The spiel for the dating show applicants is: ‘Do you have a medical condition or physical disability that makes dating a challenge?’
Hmm. I have raised my head long enough from my family-sized tub of Ben & Jerry’s to have a definitive answer to this.
Not under that title anyway – ‘Too Ugly for Love’.
To be fair, yes, as is common with many other 41 year old women, I do pick over my ‘faults‘; they are as follows:
- In certain lights, my nose can appear a bit too large for my face – candlelight is good for this reason as I’ve never got round to learning the dark art of ‘contouring’ with 20 different shades of beige make-up.
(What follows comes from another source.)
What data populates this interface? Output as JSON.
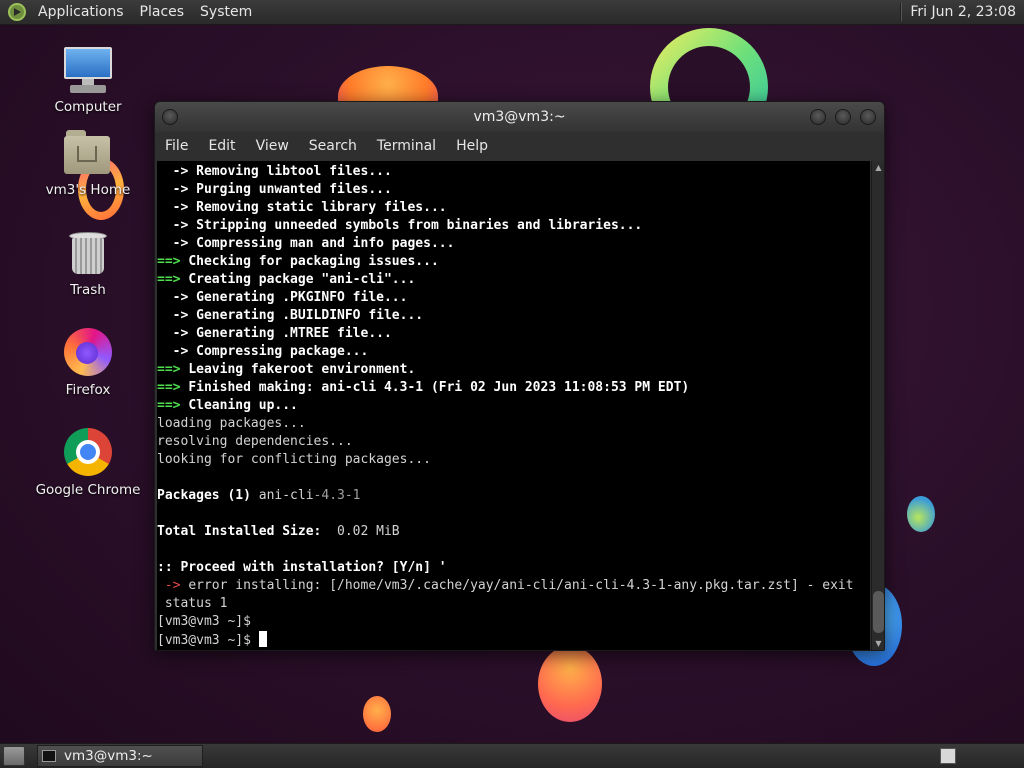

- I am fat. No denying it, although I prefer ‘curvy’, ‘Rubenesque’ or simply, ‘womanly’/’feminine’, and with my height, I can carry it off. Honestly.
- I have a fairly small mouth, but I make up for it by being extremely gobby on any subject.
This probably doesn’t make me ugly, just normal. But chuck a diagnosis of MS into the equation – yes, it makes dating more difficult – but it certainly doesn’t make me ‘Ugly‘.
Ugly is such a cruel word, and definitely not a word I would ever equate with a disability. To this end, I consider myself ‘Beautiful Enough For Love’, my alternative title. A disability makes us:
- Open to life in a way we never thought possible – life is short and for the taking.
- We are non-judgemental – we know that every single person has a ‘disability’, whether it’s a personality ‘flaw’, a ‘disability’, a ‘mental health problem’. Labels are pointless and meaningless. We are who we are, warts and all.
- We have taken up the challenge of a lifelong illness and that makes us brave and wondrous.
All this adds up to why I chose not to take part in this programme. It is demeaning. It is not empowering – merely schadenfreude at its most despicable.
My life is interesting enough, and if the right person comes my way, I will date him without the cameras and exploitation.
And if not, there’s always a Saga holiday. I’m 9 years off qualifying …